Wednesday, October 31, 2007





I want to tell you about my new hobby. I've started to collect inferno emulators. It's a little like trainspotting where the aim is to "spot" a certain type of emulator compiled to run for a particular platform. You get points for running the emulator yourself and bonus points for building the emulator yourself.

Unlike trainspotting, I've come to think this hobby might not be completely pointless.

So far my collection is not large. I can only claim to have run hosted emu on Plan9, MacOSX, Linux, Solaris, and Nt. Even so, I'm proud of it and would like to add more hosts. Imagine for a moment a collection of emulators that runs on every host, past and present, and with the social organization to port it to all significant future hosts.

Wouldn't such a collection be valuable to others? For example, say you are interested in digital preservation, if you could write a program in limbo to interpret your special file format this collection would reduce the risk of that program one day not being able to execute.

The potentially vast expanse of this collection reminds me of Brian Eno's term "big here, long now." ( The small here is the desktop PC we use today, and the short now is the next few years we'll be using it. Small here, short now thinking is when we only consider our own desktop for its useful life and nothing beyond it. The big here is all available computing platforms, and long now is all computing platforms past and hundreds of years in the future.

Only few applications have the potential for such cross platform collections, usually by virtue of C being their implementation language. C and Perl must be two of the most ported programs. Java maybe. But none of these programs can you download a binary collection for all possible hosts.

There is room here for Inferno to stake the claim for being the most widely ported program including a collection of all binaries in one place.

The cdinstall.iso from contains emus for FreeBSD, Irix, Linux, MacOSX, and Nt.

So should this be sold to application developers to use as platform for long term retrieval of file formats? Probably not. The main concern for digital preservation is to write platform emulators, along the lines of simh, qemu, JPC, and MESS. If these emulators were targeted to run on Dis then Inferno would fill the space as universal emulator.

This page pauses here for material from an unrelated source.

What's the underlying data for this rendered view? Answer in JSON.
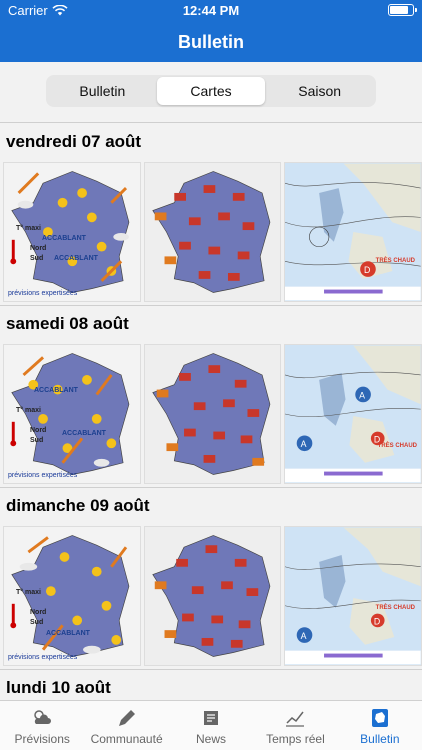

Ironically, programmers writing for most of the machines emulated by SIMH or the games consoles in MESS were not thinking of portability. Yet now that binary code is runnable in perpetuity by virtue of the fact the computing power has advanced so much that it is not difficult to emulate the original hardware.

The advice for the general developer is just to target any significant, popular, current hardware platform, and eventually it will get emulated and the software will be ported via simulation.

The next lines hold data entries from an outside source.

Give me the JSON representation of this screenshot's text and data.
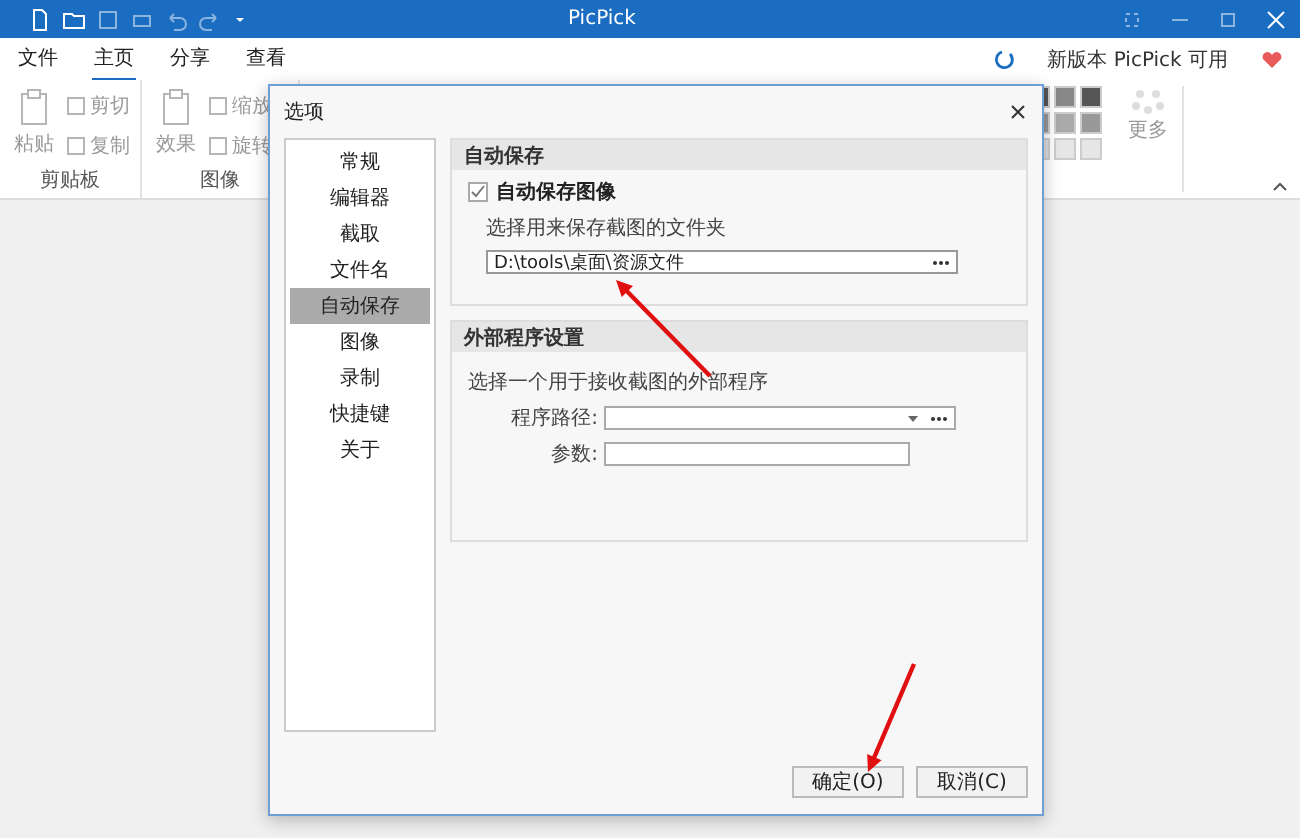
{
  "window": {
    "title": "PicPick"
  },
  "menu_tabs": [
    {
      "label": "文件",
      "selected": false
    },
    {
      "label": "主页",
      "selected": true
    },
    {
      "label": "分享",
      "selected": false
    },
    {
      "label": "查看",
      "selected": false
    }
  ],
  "update_notice": "新版本 PicPick 可用",
  "ribbon": {
    "groups": [
      {
        "label": "剪贴板",
        "buttons": [
          {
            "label": "粘贴",
            "kind": "large",
            "disabled": true
          },
          {
            "label": "剪切",
            "kind": "small",
            "disabled": true
          },
          {
            "label": "复制",
            "kind": "small",
            "disabled": true
          }
        ]
      },
      {
        "label": "图像",
        "buttons": [
          {
            "label": "效果",
            "kind": "large",
            "disabled": true
          },
          {
            "label": "缩放",
            "kind": "menu",
            "disabled": true
          },
          {
            "label": "旋转",
            "kind": "menu",
            "disabled": true
          }
        ]
      }
    ],
    "more": {
      "label": "更多",
      "disabled": true
    }
  },
  "dialog": {
    "title": "选项",
    "nav": [
      {
        "label": "常规",
        "selected": false
      },
      {
        "label": "编辑器",
        "selected": false
      },
      {
        "label": "截取",
        "selected": false
      },
      {
        "label": "文件名",
        "selected": false
      },
      {
        "label": "自动保存",
        "selected": true
      },
      {
        "label": "图像",
        "selected": false
      },
      {
        "label": "录制",
        "selected": false
      },
      {
        "label": "快捷键",
        "selected": false
      },
      {
        "label": "关于",
        "selected": false
      }
    ],
    "autosave": {
      "title": "自动保存",
      "checkbox": {
        "label": "自动保存图像",
        "checked": true
      },
      "folder_label": "选择用来保存截图的文件夹",
      "folder_path": "D:\\tools\\桌面\\资源文件"
    },
    "external": {
      "title": "外部程序设置",
      "description": "选择一个用于接收截图的外部程序",
      "fields": [
        {
          "label": "程序路径:",
          "kind": "dropdown"
        },
        {
          "label": "参数:",
          "kind": "text"
        }
      ]
    },
    "buttons": [
      "确定(O)",
      "取消(C)"
    ]
  }
}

This collection may or may not fill the role of universal emulator, but a substantial collection must exist first as evidence that it has at least that potential. However, this alone is not the reason to do this work, because the act of building the collection, the trainspotting, is enough of an interesting pastime to make such a collection exist.


Friday, October 19, 2007

lab 80 - drawterm plugin


lab 80 - drawterm plugin


This post is to show it is possible to use the inferno IE plugin to drawterm to plan9. All the programs involved are part of standard Inferno.


These are the steps I did to get this running locally. It does need factotum etc, so you need to export a file system with all the pieces you need.

 % listen -vA 'tcp!*!7070' {export '#U/'}

For the net you'd probably do this using an unauth'd readonly kfs, for example. Then you need a drawterm script

  % cat /drawterm

bind -b /n/remote/dis /dis
bind -a /n/remote /
bind /n/remote/lib /lib
mkdir /n/remote/n/9win
bind -a /n/remote/n /n
load std
getlines < /n/remote/factotum  {echo $line} > /mnt/factotum/ctl
bind /n/remote/ndb.local /lib/ndb/local
9cpu -h tcp!fir -r -c 'bind -b /mnt/term/n/9win /dev; bind -a
/mnt/term/dev /dev; exec rio'

And then you need the HTML

width="800" height="600">
<PARAM name="init" value="/dis/sh.dis -c 'mount -A
tcp!!7070 /n/remote;  /n/remote/drawterm ' ">

The next steps would be to use secstore to load factotum instead of using he unencrypted file containing the keys. And you'd also need something to prompt for the name and password.